▶ Exercise aim
Return, from the data below, each line that contains the word "JSON".

══ Source records ══

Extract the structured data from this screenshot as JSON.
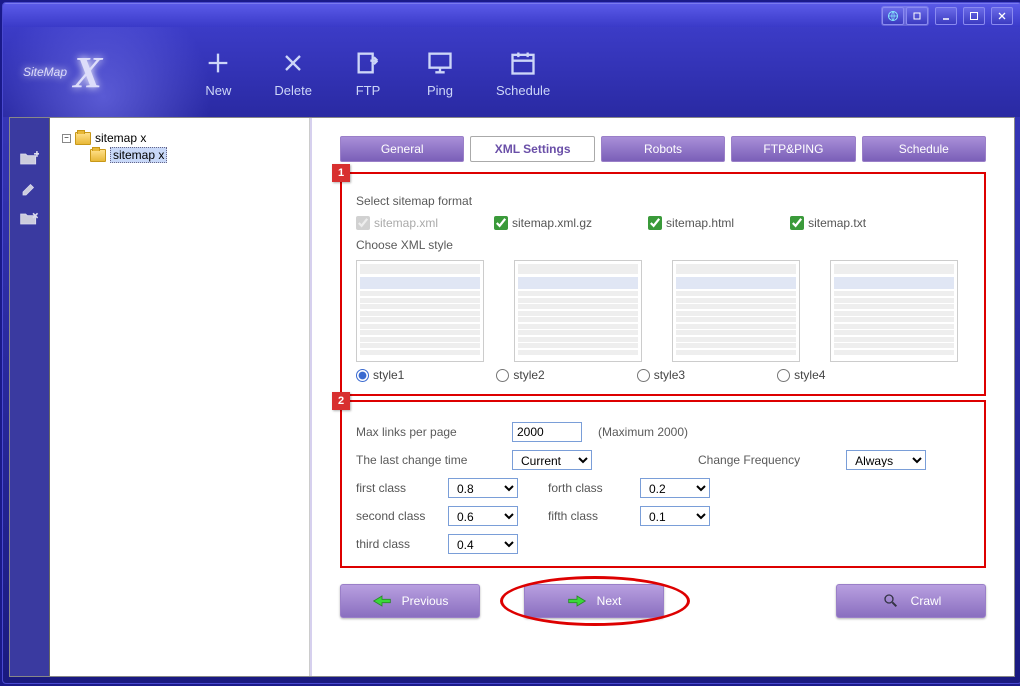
{
  "app": {
    "title": "SiteMap",
    "title_x": "X"
  },
  "titlebar": {
    "globe": "globe",
    "min": "_",
    "max": "□",
    "close": "×"
  },
  "toolbar": {
    "new": "New",
    "delete": "Delete",
    "ftp": "FTP",
    "ping": "Ping",
    "schedule": "Schedule"
  },
  "tree": {
    "root": "sitemap x",
    "child": "sitemap x",
    "toggle": "−"
  },
  "tabs": {
    "general": "General",
    "xml": "XML Settings",
    "robots": "Robots",
    "ftpping": "FTP&PING",
    "schedule": "Schedule",
    "active": "xml"
  },
  "section1": {
    "badge": "1",
    "select_format_label": "Select sitemap format",
    "formats": {
      "sitemap_xml": {
        "label": "sitemap.xml",
        "checked": true,
        "disabled": true
      },
      "sitemap_xml_gz": {
        "label": "sitemap.xml.gz",
        "checked": true,
        "disabled": false
      },
      "sitemap_html": {
        "label": "sitemap.html",
        "checked": true,
        "disabled": false
      },
      "sitemap_txt": {
        "label": "sitemap.txt",
        "checked": true,
        "disabled": false
      }
    },
    "choose_style_label": "Choose XML style",
    "styles": {
      "style1": "style1",
      "style2": "style2",
      "style3": "style3",
      "style4": "style4",
      "selected": "style1"
    }
  },
  "section2": {
    "badge": "2",
    "max_links_label": "Max links per page",
    "max_links_value": "2000",
    "max_links_hint": "(Maximum 2000)",
    "last_change_label": "The last change time",
    "last_change_value": "Current",
    "change_freq_label": "Change Frequency",
    "change_freq_value": "Always",
    "classes": {
      "first": {
        "label": "first class",
        "value": "0.8"
      },
      "second": {
        "label": "second class",
        "value": "0.6"
      },
      "third": {
        "label": "third class",
        "value": "0.4"
      },
      "forth": {
        "label": "forth class",
        "value": "0.2"
      },
      "fifth": {
        "label": "fifth class",
        "value": "0.1"
      }
    }
  },
  "footer": {
    "previous": "Previous",
    "next": "Next",
    "crawl": "Crawl"
  }
}
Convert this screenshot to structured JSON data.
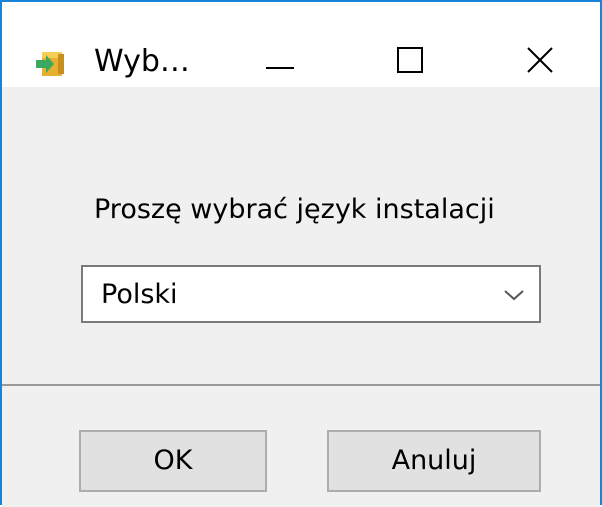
{
  "window": {
    "title": "Wyb…",
    "accent_color": "#1883d7",
    "icon": "installer-arrow-icon"
  },
  "title_controls": {
    "minimize_icon": "minimize-icon",
    "maximize_icon": "maximize-icon",
    "close_icon": "close-icon"
  },
  "content": {
    "prompt": "Proszę wybrać język instalacji",
    "language_select": {
      "selected": "Polski",
      "arrow_icon": "chevron-down-icon"
    }
  },
  "buttons": {
    "ok_label": "OK",
    "cancel_label": "Anuluj"
  }
}
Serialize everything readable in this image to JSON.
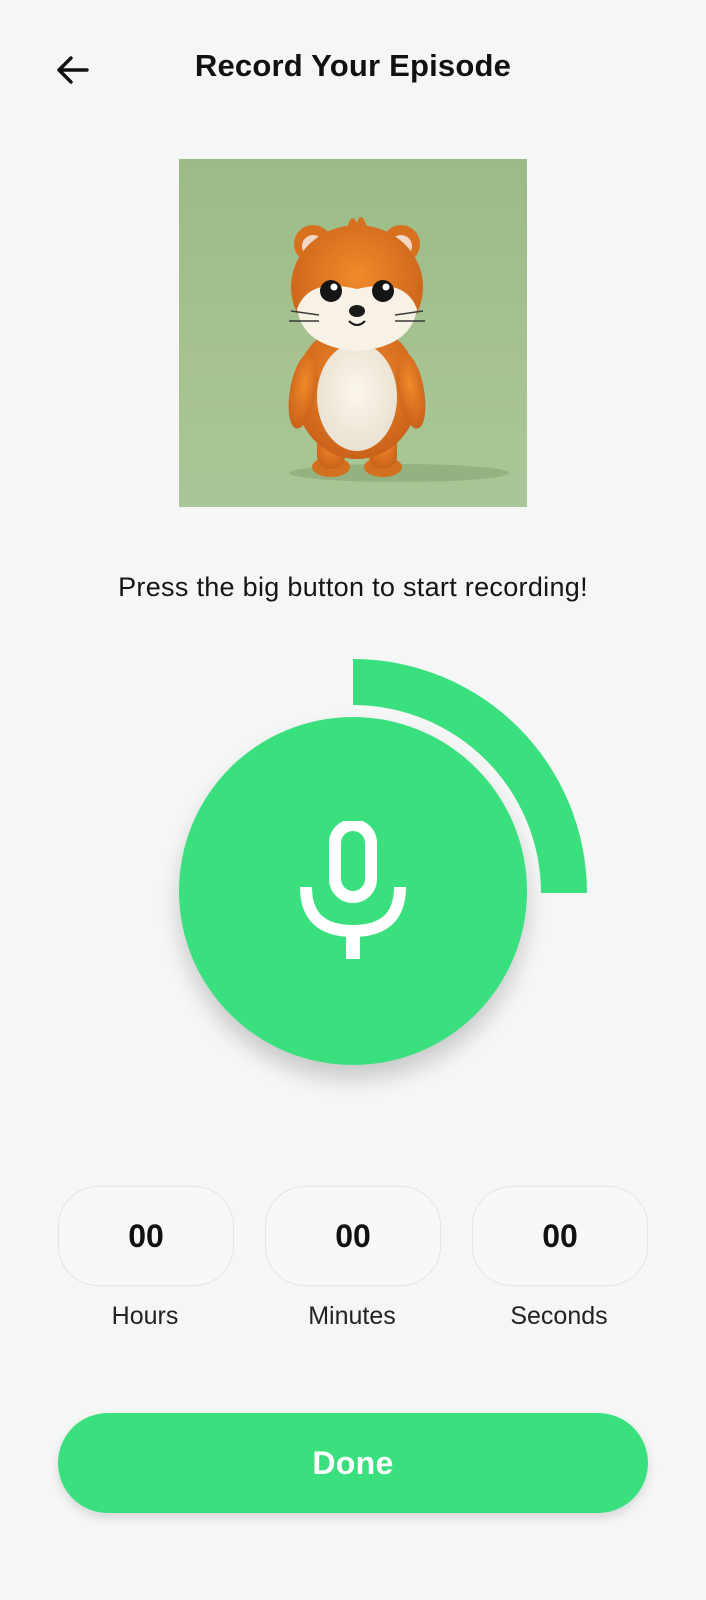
{
  "header": {
    "title": "Record Your Episode",
    "back_icon": "arrow-left-icon"
  },
  "artwork": {
    "subject": "cartoon orange hamster character",
    "background_color": "#9cbb87"
  },
  "instruction": "Press the big button to start recording!",
  "record": {
    "icon": "microphone-icon",
    "color": "#3ae07e",
    "progress_fraction": 0.25
  },
  "timer": {
    "hours": {
      "value": "00",
      "label": "Hours"
    },
    "minutes": {
      "value": "00",
      "label": "Minutes"
    },
    "seconds": {
      "value": "00",
      "label": "Seconds"
    }
  },
  "done_button": {
    "label": "Done",
    "color": "#3ae07e"
  }
}
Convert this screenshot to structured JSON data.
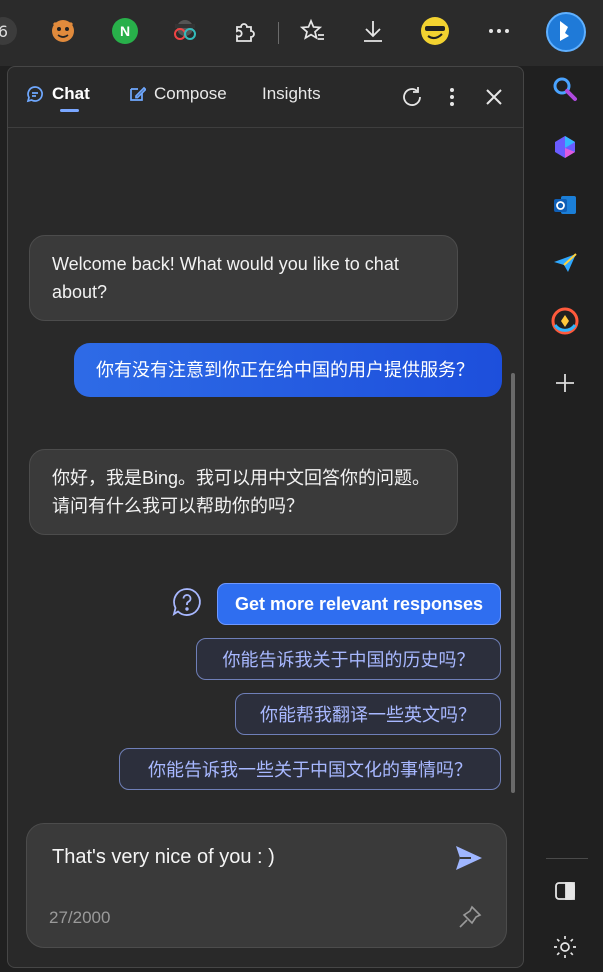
{
  "toolbar": {
    "icons": [
      "browser-tab-edge-icon",
      "extension-tiger-icon",
      "extension-n-icon",
      "extension-glasses-icon",
      "extensions-puzzle-icon",
      "favorites-icon",
      "downloads-icon",
      "profile-emoji-icon",
      "more-icon",
      "bing-copilot-icon"
    ],
    "ext_n_letter": "N"
  },
  "panel": {
    "tabs": [
      {
        "label": "Chat",
        "active": true
      },
      {
        "label": "Compose",
        "active": false
      },
      {
        "label": "Insights",
        "active": false
      }
    ]
  },
  "messages": [
    {
      "from": "bot",
      "text": "Welcome back! What would you like to chat about?"
    },
    {
      "from": "user",
      "text": "你有没有注意到你正在给中国的用户提供服务？"
    },
    {
      "from": "bot",
      "text": "你好，我是Bing。我可以用中文回答你的问题。请问有什么我可以帮助你的吗？"
    }
  ],
  "suggestions": {
    "primary": "Get more relevant responses",
    "items": [
      "你能告诉我关于中国的历史吗？",
      "你能帮我翻译一些英文吗？",
      "你能告诉我一些关于中国文化的事情吗？"
    ]
  },
  "input": {
    "value": "That's very nice of you : )",
    "counter": "27/2000"
  },
  "colors": {
    "accent": "#2f6ef0",
    "user_bubble": "#1d4fdc",
    "suggestion_text": "#a8b8ff"
  }
}
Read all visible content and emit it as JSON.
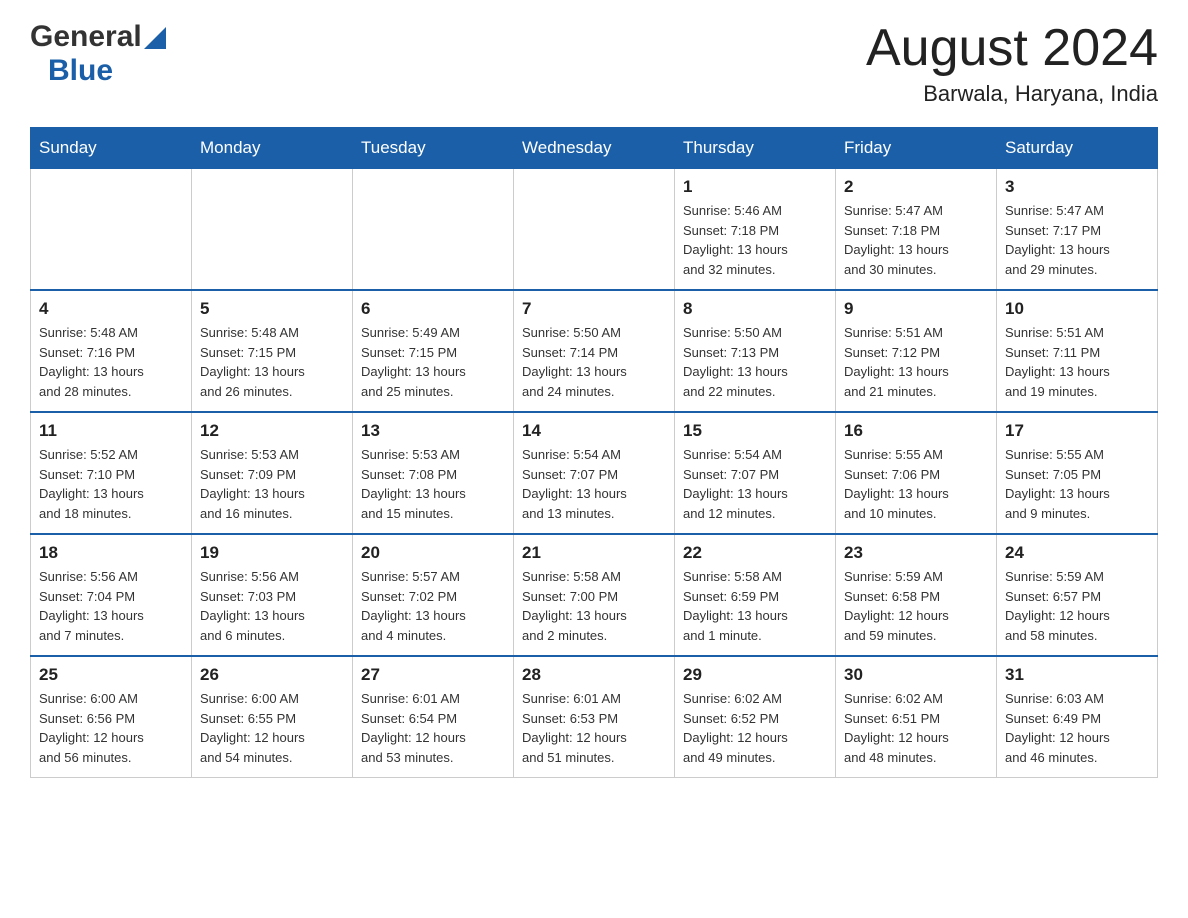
{
  "header": {
    "logo_general": "General",
    "logo_blue": "Blue",
    "month_title": "August 2024",
    "location": "Barwala, Haryana, India"
  },
  "weekdays": [
    "Sunday",
    "Monday",
    "Tuesday",
    "Wednesday",
    "Thursday",
    "Friday",
    "Saturday"
  ],
  "weeks": [
    [
      {
        "day": "",
        "info": ""
      },
      {
        "day": "",
        "info": ""
      },
      {
        "day": "",
        "info": ""
      },
      {
        "day": "",
        "info": ""
      },
      {
        "day": "1",
        "info": "Sunrise: 5:46 AM\nSunset: 7:18 PM\nDaylight: 13 hours\nand 32 minutes."
      },
      {
        "day": "2",
        "info": "Sunrise: 5:47 AM\nSunset: 7:18 PM\nDaylight: 13 hours\nand 30 minutes."
      },
      {
        "day": "3",
        "info": "Sunrise: 5:47 AM\nSunset: 7:17 PM\nDaylight: 13 hours\nand 29 minutes."
      }
    ],
    [
      {
        "day": "4",
        "info": "Sunrise: 5:48 AM\nSunset: 7:16 PM\nDaylight: 13 hours\nand 28 minutes."
      },
      {
        "day": "5",
        "info": "Sunrise: 5:48 AM\nSunset: 7:15 PM\nDaylight: 13 hours\nand 26 minutes."
      },
      {
        "day": "6",
        "info": "Sunrise: 5:49 AM\nSunset: 7:15 PM\nDaylight: 13 hours\nand 25 minutes."
      },
      {
        "day": "7",
        "info": "Sunrise: 5:50 AM\nSunset: 7:14 PM\nDaylight: 13 hours\nand 24 minutes."
      },
      {
        "day": "8",
        "info": "Sunrise: 5:50 AM\nSunset: 7:13 PM\nDaylight: 13 hours\nand 22 minutes."
      },
      {
        "day": "9",
        "info": "Sunrise: 5:51 AM\nSunset: 7:12 PM\nDaylight: 13 hours\nand 21 minutes."
      },
      {
        "day": "10",
        "info": "Sunrise: 5:51 AM\nSunset: 7:11 PM\nDaylight: 13 hours\nand 19 minutes."
      }
    ],
    [
      {
        "day": "11",
        "info": "Sunrise: 5:52 AM\nSunset: 7:10 PM\nDaylight: 13 hours\nand 18 minutes."
      },
      {
        "day": "12",
        "info": "Sunrise: 5:53 AM\nSunset: 7:09 PM\nDaylight: 13 hours\nand 16 minutes."
      },
      {
        "day": "13",
        "info": "Sunrise: 5:53 AM\nSunset: 7:08 PM\nDaylight: 13 hours\nand 15 minutes."
      },
      {
        "day": "14",
        "info": "Sunrise: 5:54 AM\nSunset: 7:07 PM\nDaylight: 13 hours\nand 13 minutes."
      },
      {
        "day": "15",
        "info": "Sunrise: 5:54 AM\nSunset: 7:07 PM\nDaylight: 13 hours\nand 12 minutes."
      },
      {
        "day": "16",
        "info": "Sunrise: 5:55 AM\nSunset: 7:06 PM\nDaylight: 13 hours\nand 10 minutes."
      },
      {
        "day": "17",
        "info": "Sunrise: 5:55 AM\nSunset: 7:05 PM\nDaylight: 13 hours\nand 9 minutes."
      }
    ],
    [
      {
        "day": "18",
        "info": "Sunrise: 5:56 AM\nSunset: 7:04 PM\nDaylight: 13 hours\nand 7 minutes."
      },
      {
        "day": "19",
        "info": "Sunrise: 5:56 AM\nSunset: 7:03 PM\nDaylight: 13 hours\nand 6 minutes."
      },
      {
        "day": "20",
        "info": "Sunrise: 5:57 AM\nSunset: 7:02 PM\nDaylight: 13 hours\nand 4 minutes."
      },
      {
        "day": "21",
        "info": "Sunrise: 5:58 AM\nSunset: 7:00 PM\nDaylight: 13 hours\nand 2 minutes."
      },
      {
        "day": "22",
        "info": "Sunrise: 5:58 AM\nSunset: 6:59 PM\nDaylight: 13 hours\nand 1 minute."
      },
      {
        "day": "23",
        "info": "Sunrise: 5:59 AM\nSunset: 6:58 PM\nDaylight: 12 hours\nand 59 minutes."
      },
      {
        "day": "24",
        "info": "Sunrise: 5:59 AM\nSunset: 6:57 PM\nDaylight: 12 hours\nand 58 minutes."
      }
    ],
    [
      {
        "day": "25",
        "info": "Sunrise: 6:00 AM\nSunset: 6:56 PM\nDaylight: 12 hours\nand 56 minutes."
      },
      {
        "day": "26",
        "info": "Sunrise: 6:00 AM\nSunset: 6:55 PM\nDaylight: 12 hours\nand 54 minutes."
      },
      {
        "day": "27",
        "info": "Sunrise: 6:01 AM\nSunset: 6:54 PM\nDaylight: 12 hours\nand 53 minutes."
      },
      {
        "day": "28",
        "info": "Sunrise: 6:01 AM\nSunset: 6:53 PM\nDaylight: 12 hours\nand 51 minutes."
      },
      {
        "day": "29",
        "info": "Sunrise: 6:02 AM\nSunset: 6:52 PM\nDaylight: 12 hours\nand 49 minutes."
      },
      {
        "day": "30",
        "info": "Sunrise: 6:02 AM\nSunset: 6:51 PM\nDaylight: 12 hours\nand 48 minutes."
      },
      {
        "day": "31",
        "info": "Sunrise: 6:03 AM\nSunset: 6:49 PM\nDaylight: 12 hours\nand 46 minutes."
      }
    ]
  ]
}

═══

▶ Task answer
Extract the structured data from this screenshot as JSON.
Convert this screenshot to structured JSON data.
Serialize everything readable in this image to JSON.
Convert this screenshot to structured JSON data.
Read all visible content and emit it as JSON.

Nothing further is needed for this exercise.